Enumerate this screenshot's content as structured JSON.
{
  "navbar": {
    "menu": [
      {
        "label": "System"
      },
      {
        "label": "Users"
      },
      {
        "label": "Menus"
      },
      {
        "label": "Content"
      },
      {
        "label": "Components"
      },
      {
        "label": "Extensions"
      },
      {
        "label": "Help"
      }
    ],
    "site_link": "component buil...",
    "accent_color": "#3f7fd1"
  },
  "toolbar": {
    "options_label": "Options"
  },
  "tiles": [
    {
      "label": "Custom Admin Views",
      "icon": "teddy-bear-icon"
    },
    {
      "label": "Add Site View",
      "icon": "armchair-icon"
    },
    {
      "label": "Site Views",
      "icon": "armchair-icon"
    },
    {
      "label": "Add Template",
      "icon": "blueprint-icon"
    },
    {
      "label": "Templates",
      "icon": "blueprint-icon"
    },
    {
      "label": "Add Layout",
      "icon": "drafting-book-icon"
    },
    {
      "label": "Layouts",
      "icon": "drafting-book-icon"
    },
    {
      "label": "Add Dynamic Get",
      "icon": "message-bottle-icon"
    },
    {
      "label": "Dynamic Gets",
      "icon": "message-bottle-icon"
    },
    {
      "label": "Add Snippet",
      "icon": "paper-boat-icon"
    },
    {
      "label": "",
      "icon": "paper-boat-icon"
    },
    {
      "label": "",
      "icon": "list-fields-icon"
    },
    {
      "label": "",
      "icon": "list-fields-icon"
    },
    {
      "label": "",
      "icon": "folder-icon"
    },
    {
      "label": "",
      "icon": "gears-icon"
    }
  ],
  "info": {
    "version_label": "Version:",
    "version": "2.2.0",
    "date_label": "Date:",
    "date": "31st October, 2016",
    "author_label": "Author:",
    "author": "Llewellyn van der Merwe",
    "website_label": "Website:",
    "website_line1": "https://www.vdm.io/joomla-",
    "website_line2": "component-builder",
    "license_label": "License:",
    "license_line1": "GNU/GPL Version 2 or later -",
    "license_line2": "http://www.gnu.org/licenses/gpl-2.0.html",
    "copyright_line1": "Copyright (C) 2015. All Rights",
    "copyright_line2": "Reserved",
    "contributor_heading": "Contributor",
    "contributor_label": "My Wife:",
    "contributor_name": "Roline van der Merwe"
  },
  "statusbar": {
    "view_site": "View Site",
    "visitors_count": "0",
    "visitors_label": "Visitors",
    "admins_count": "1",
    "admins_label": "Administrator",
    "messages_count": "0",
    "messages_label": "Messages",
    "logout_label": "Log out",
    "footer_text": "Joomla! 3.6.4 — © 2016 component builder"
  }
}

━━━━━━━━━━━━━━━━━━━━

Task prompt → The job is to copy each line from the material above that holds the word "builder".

Response below →
    "website_line2": "component-builder",
    "footer_text": "Joomla! 3.6.4 — © 2016 component builder"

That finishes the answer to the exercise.